What is white label software?
A white-label software is a generic software without any branding that’s developed and sold to companies as a service. Businesses can purchase access to the software, add their branding to it and resell it as their own as though it was developed by themselves. There are many reasons why this can be a better alternative to custom software that is developed from the ground up. White label software is usually sold under a software as a service or SaaS model, making it very attractive to businesses who cannot fork up the entire cost of the license upfront.
What is white labeling SaaS?
“White label” means that you can brand the SaaS product as if it were your own.
It’s the process of buying a re-brandable product/service, and then re-selling it under your own brand name to the end customer. It’s a great way to offer more services to clients without adding additional work for your team! White-labeling gives providers access to a large distribution network through their reseller partners, and resellers can expand their product and service line easily. The key to Whitelabel is anonymity, as consumers who buy the end product are not aware that it was originally produced by a white-label provider.
What is white labeling services?
White label products and services are purchased by the latter company without branding. That way, the reseller can customize the product with their own brand, logo and identity, allowing customers to associate the product with the reseller. Meanwhile, the manufacturer can focus on finding cost-effective ways to make the product, without concern for the product’s marketing.
White label solutions work well for everything from cereal to tickets. Grocery stores sell cereal and other products with their own brand name at a discount to other brands. Similarly, ticket resellers can manage their ticket inventory more efficiently through a white label solution. This also increases distribution so that fans have more choice in where they can purchase tickets.
What is the difference between private label and white label?
The difference is who specifies what the product or service will contain. In a private label relationship, the buyer specifies the design, parts, ingredients, or offerings. In a white label relationship, while the provider or manufacturer may offer a range of customizations to fit specific needs, they specify the design, parts, ingredients, or offerings. Sound confusing, it’s not. Just keep reading it will become clear shortly.
The concept has more clarity when it comes to products and loses some distinction when looked at with services, which is most likely why the misnomer came to be that the term white label is related only to services.
A private label product is manufactured by a contract or third-party manufacturer and sold under your brand name. As the buyer, you specify everything about the product — what goes in it, how it’s packaged, what the label looks like. Typically you pay to have it produced and delivered to your warehouse or store, although you can sometimes contract to have it drop shipped. You then sell the product to other wholesalers or directly to consumers.
Reseller of Products
Contrast the above with buying products from other companies with their brand names on them. In this case, you buy the product from the manufacturer with their label (and brand) on it. You then resell the product to your customers.
White Label Products

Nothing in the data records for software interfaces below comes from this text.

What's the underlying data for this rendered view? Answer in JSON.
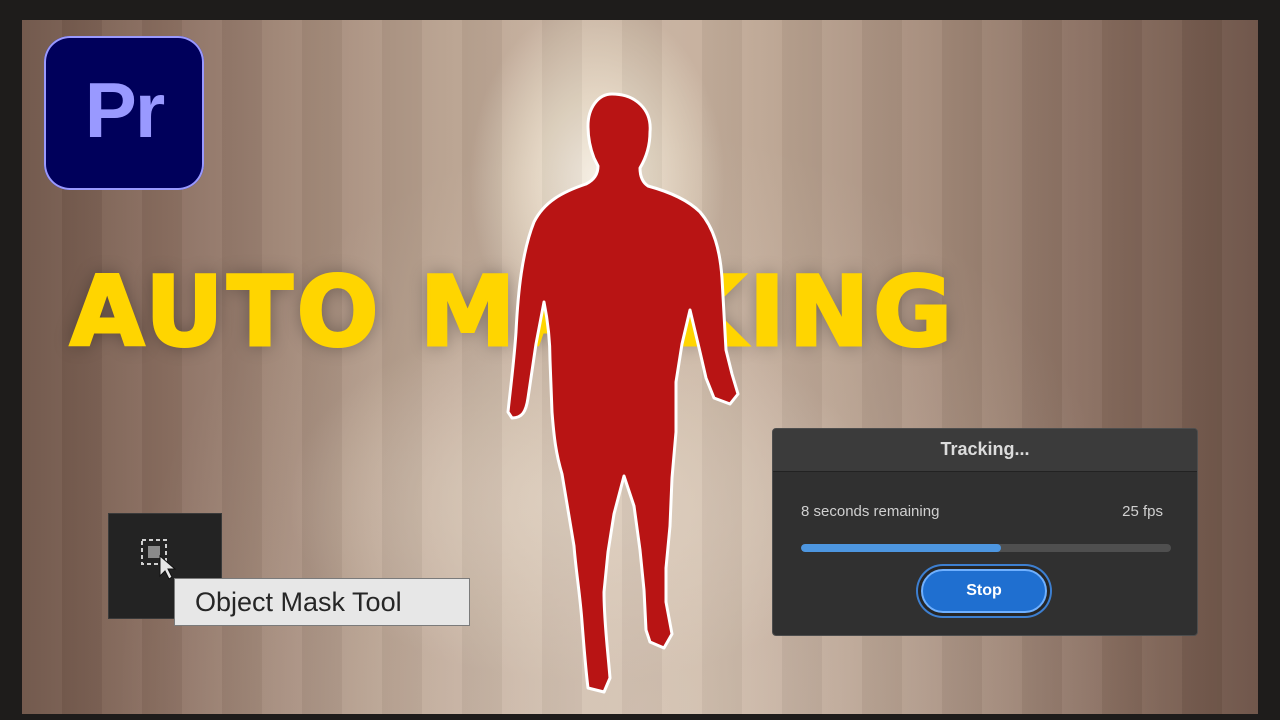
{
  "logo": {
    "text": "Pr",
    "bg_color": "#00005b",
    "text_color": "#9999ff"
  },
  "headline": {
    "text": "AUTO MASKING",
    "color": "#ffd500"
  },
  "subject": {
    "mask_color": "#b81414",
    "outline_color": "#ffffff"
  },
  "tool": {
    "icon": "object-mask-icon",
    "tooltip": "Object Mask Tool"
  },
  "tracking_dialog": {
    "title": "Tracking...",
    "status": "8 seconds remaining",
    "fps": "25 fps",
    "progress": 0.54,
    "stop_label": "Stop",
    "accent": "#1f6fd0"
  }
}
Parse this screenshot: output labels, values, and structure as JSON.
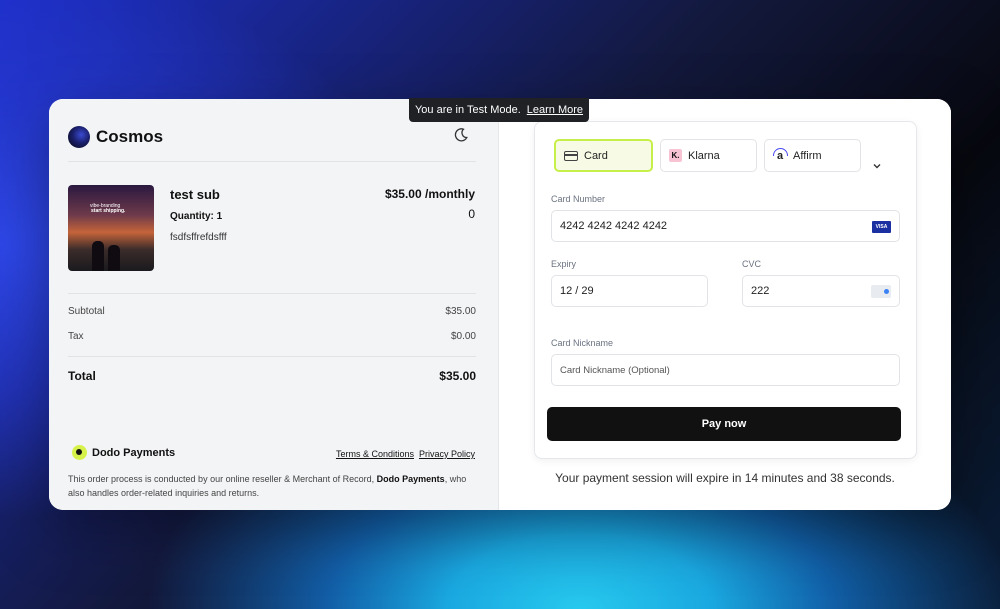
{
  "test_mode": {
    "text": "You are in Test Mode.",
    "link": "Learn More"
  },
  "merchant": {
    "name": "Cosmos"
  },
  "product": {
    "name": "test sub",
    "quantity": "Quantity: 1",
    "description": "fsdfsffrefdsfff",
    "price": "$35.00 /monthly",
    "price_extra": "0",
    "image_line1": "vibe-branding",
    "image_line2": "start shipping."
  },
  "summary": {
    "subtotal_label": "Subtotal",
    "subtotal_value": "$35.00",
    "tax_label": "Tax",
    "tax_value": "$0.00",
    "total_label": "Total",
    "total_value": "$35.00"
  },
  "footer": {
    "brand": "Dodo Payments",
    "terms": "Terms & Conditions",
    "privacy": "Privacy Policy",
    "legal_prefix": "This order process is conducted by our online reseller & Merchant of Record,",
    "legal_bold": "Dodo Payments",
    "legal_suffix": ", who also handles order-related inquiries and returns."
  },
  "payment": {
    "tabs": [
      {
        "label": "Card",
        "icon": "credit-card-icon",
        "active": true
      },
      {
        "label": "Klarna",
        "icon": "klarna-icon",
        "active": false
      },
      {
        "label": "Affirm",
        "icon": "affirm-icon",
        "active": false
      }
    ],
    "klarna_letter": "K.",
    "affirm_letter": "a",
    "card_number_label": "Card Number",
    "card_number_value": "4242 4242 4242 4242",
    "card_brand": "VISA",
    "expiry_label": "Expiry",
    "expiry_value": "12 / 29",
    "cvc_label": "CVC",
    "cvc_value": "222",
    "nickname_label": "Card Nickname",
    "nickname_placeholder": "Card Nickname (Optional)",
    "pay_button": "Pay now",
    "expiry_notice": "Your payment session will expire in 14 minutes and 38 seconds."
  },
  "colors": {
    "accent": "#c7ef4a",
    "pay_button": "#111111",
    "card_brand": "#1a2fa0"
  }
}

White label products are manufactured by a contract or third-party manufacturer and sold under your brand name. As the buyer, you only specify what the label looks like. In this case, the manufacturer is already an expert in manufacturing the product you want, they produce the same product under other brand names, and therefor the manufacturer specifies the what goes in it and how it’s packaged other than the brand name you specified that appears on the label.
What are the benefits of white labeling software?
It’s quick and easy to brand
White label solutions can offer advantages if you’re trying to think of ways to add new features to your business. White label solutions are generally fully integrated and ready-made, which makes branding very easy. As the reseller, you’ll be free from concerns about needing to spend time and money on research or development. You can add your own branding and identity, and get back to business.
It keeps your customers happier
Your customers have an end goal, and using a white label solution can give them a clear and simple path to reaching it. The extra months (or even years) that it takes to develop your own solution can force customers elsewhere for solutions. You can avoid this with a prepackaged solution that meets their needs immediately.
It saves you time and money
Developing a solution from scratch takes a large amount of financial and human capital resources — not to mention time. While a custom solution may seem at the outset to be the best alternative, you may quickly find that the effort derails internal business processes and busts budgets. Even if you think you can build it yourself, it’s important to factor in time for marketing. Remember the time it takes for architecture, design, building, and testing the solution. If you require a fast deployment, cutting corners in any of these steps can leave you even further behind. When time is of the essence and you need to be speedy, investing in an existing solution may be more cost-effective in the end.
It allows you to focus on your business’s core competency
In many cases, the solutions that companies hope to build themselves fall far outside of their areas of expertise. It’s not smart to stretch your resources to do something that doesn’t fit within your core competencies. Be sure to look closely at the solution you need and compare it to your available resources to help you decide whether a white label solution would help you reach your goals more efficiently. Prepackaged solutions provide an opportunity to trust the experts in the specific space you are focused on, and avoid making the same mistakes that others have made before you.
This article about white label software was originally published at Engati Blogs.